-- THE TASK --
All of the data needs to be reproduced with no alterations.

====== DATA PROVIDED ======

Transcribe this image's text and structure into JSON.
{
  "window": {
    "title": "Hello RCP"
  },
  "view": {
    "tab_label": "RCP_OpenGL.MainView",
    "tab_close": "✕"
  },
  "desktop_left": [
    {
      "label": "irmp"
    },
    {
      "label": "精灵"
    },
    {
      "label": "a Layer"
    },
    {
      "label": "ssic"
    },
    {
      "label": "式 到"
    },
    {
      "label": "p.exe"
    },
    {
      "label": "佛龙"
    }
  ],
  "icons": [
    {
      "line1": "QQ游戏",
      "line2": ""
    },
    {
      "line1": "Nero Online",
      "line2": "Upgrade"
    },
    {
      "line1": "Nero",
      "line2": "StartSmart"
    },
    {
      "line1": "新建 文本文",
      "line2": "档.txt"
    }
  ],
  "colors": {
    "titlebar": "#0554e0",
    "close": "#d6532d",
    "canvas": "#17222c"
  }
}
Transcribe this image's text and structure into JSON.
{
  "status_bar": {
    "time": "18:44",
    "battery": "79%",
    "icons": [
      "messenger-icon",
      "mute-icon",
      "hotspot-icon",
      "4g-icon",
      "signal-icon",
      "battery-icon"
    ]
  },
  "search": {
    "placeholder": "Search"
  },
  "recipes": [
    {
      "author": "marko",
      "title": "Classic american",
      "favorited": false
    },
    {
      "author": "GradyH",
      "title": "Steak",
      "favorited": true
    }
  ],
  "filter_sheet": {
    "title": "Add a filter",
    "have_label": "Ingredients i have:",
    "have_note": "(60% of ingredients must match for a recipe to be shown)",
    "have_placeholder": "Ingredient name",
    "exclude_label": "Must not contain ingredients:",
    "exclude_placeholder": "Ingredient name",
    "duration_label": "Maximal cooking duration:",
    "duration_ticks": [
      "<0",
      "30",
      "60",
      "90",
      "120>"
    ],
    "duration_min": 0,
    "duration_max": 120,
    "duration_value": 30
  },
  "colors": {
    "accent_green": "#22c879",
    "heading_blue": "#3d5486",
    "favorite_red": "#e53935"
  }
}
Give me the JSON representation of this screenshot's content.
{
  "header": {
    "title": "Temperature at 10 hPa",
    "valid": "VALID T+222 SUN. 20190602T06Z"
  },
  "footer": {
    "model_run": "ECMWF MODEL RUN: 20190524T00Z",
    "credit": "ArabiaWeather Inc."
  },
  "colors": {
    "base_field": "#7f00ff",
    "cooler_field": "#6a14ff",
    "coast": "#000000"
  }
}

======

-- RESPONSE --
Transcribe this image's text and structure into JSON.
{
  "window": {
    "title": "Hello RCP"
  },
  "view": {
    "tab_label": "RCP_OpenGL.MainView",
    "tab_close": "✕"
  },
  "desktop_left": [
    {
      "label": "irmp"
    },
    {
      "label": "精灵"
    },
    {
      "label": "a Layer"
    },
    {
      "label": "ssic"
    },
    {
      "label": "式 到"
    },
    {
      "label": "p.exe"
    },
    {
      "label": "佛龙"
    }
  ],
  "icons": [
    {
      "line1": "QQ游戏",
      "line2": ""
    },
    {
      "line1": "Nero Online",
      "line2": "Upgrade"
    },
    {
      "line1": "Nero",
      "line2": "StartSmart"
    },
    {
      "line1": "新建 文本文",
      "line2": "档.txt"
    }
  ],
  "colors": {
    "titlebar": "#0554e0",
    "close": "#d6532d",
    "canvas": "#17222c"
  }
}
Transcribe this image's text and structure into JSON.
{
  "status_bar": {
    "time": "18:44",
    "battery": "79%",
    "icons": [
      "messenger-icon",
      "mute-icon",
      "hotspot-icon",
      "4g-icon",
      "signal-icon",
      "battery-icon"
    ]
  },
  "search": {
    "placeholder": "Search"
  },
  "recipes": [
    {
      "author": "marko",
      "title": "Classic american",
      "favorited": false
    },
    {
      "author": "GradyH",
      "title": "Steak",
      "favorited": true
    }
  ],
  "filter_sheet": {
    "title": "Add a filter",
    "have_label": "Ingredients i have:",
    "have_note": "(60% of ingredients must match for a recipe to be shown)",
    "have_placeholder": "Ingredient name",
    "exclude_label": "Must not contain ingredients:",
    "exclude_placeholder": "Ingredient name",
    "duration_label": "Maximal cooking duration:",
    "duration_ticks": [
      "<0",
      "30",
      "60",
      "90",
      "120>"
    ],
    "duration_min": 0,
    "duration_max": 120,
    "duration_value": 30
  },
  "colors": {
    "accent_green": "#22c879",
    "heading_blue": "#3d5486",
    "favorite_red": "#e53935"
  }
}
Give me the JSON representation of this screenshot's content.
{
  "header": {
    "title": "Temperature at 10 hPa",
    "valid": "VALID T+222 SUN. 20190602T06Z"
  },
  "footer": {
    "model_run": "ECMWF MODEL RUN: 20190524T00Z",
    "credit": "ArabiaWeather Inc."
  },
  "colors": {
    "base_field": "#7f00ff",
    "cooler_field": "#6a14ff",
    "coast": "#000000"
  }
}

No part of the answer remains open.